Three women in the news lately - "Leash Lady" Lynndie England, Martha Stewart, and "Runaway Bride" Jennifer Wilbanks seem to me to have some things in common: a disconnect from normal standards of behavior and a failure of character by not assuming full, active, conscious responsibility for their own actions and the effects of those actions on other human beings. I follow their stories hoping to see some genuine acknowledgement by each of them of the damages each has created, but I have yet to see it.
This is certainly not unique to them - we all know people very well in our own lives with these same characteristics. It's an interesting morality play taking place on the media stage, however.
Martha, it seems, after completing her prison time and house arrest sentence, will only be parlaying her increased notoriety into more business deals, not living with the consequences of felony convictions that mere mortals must. Lynndie faces 11 years in prison, probably serving in part as a scapegoat for negligence of her higher-ups. Jennifer may receive a felony charge of false statements and may be required to deal with the $40,000 - $60,000 costs of the needless search for her.
We athletes like to think that our training and commitment carry with it some kind of moral discipline, but I don't think that there is a crossover effect. Workouts simply help make you more physically fit - they don' t make you a better person or more ethically or morally fit.
Case in point (from www.marathonguide.com):
|Chicago Marathon |
|Wilbanks, Jennifer (F29)||4:26:38||15616||4602 / 1124||F25-29||4:16:47||Gainesville, GA|

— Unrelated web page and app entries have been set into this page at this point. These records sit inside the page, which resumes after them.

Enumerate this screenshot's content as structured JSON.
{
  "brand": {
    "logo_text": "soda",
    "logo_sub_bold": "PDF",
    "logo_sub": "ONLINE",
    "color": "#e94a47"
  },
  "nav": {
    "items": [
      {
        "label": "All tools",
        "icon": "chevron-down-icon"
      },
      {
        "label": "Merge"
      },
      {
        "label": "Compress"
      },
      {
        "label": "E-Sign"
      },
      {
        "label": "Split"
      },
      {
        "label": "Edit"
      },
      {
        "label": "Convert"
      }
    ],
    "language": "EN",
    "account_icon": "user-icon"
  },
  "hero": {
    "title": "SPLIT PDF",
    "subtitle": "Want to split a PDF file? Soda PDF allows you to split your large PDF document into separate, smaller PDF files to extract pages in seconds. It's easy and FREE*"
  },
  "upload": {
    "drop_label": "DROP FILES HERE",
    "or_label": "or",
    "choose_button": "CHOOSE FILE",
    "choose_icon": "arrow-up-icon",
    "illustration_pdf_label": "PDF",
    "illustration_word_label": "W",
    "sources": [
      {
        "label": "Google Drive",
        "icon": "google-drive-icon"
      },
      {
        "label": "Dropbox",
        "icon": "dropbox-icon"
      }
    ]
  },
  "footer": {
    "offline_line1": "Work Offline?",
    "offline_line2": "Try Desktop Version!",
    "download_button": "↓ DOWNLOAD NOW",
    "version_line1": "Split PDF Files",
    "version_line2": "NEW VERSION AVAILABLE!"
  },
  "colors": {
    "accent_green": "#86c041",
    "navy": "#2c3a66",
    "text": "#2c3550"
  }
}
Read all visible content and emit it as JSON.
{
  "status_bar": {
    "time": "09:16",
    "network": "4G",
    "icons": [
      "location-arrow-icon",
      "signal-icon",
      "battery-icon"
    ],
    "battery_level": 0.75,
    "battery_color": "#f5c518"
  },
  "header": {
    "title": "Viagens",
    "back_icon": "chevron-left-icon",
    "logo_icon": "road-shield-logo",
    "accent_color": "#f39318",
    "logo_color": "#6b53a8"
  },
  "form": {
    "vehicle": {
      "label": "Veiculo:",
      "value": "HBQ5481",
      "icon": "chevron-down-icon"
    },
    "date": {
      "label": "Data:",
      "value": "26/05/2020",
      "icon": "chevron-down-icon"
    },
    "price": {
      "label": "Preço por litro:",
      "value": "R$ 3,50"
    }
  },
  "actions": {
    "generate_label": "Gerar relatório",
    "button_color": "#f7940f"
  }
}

Jennifer must have carefully planned and prepared for her marathon in Chicago in 2002 just as carefully as she planned her bus trip to Albuquerque and her kidnapping hoax. Perhaps her particular skills and personality traits served both purposes.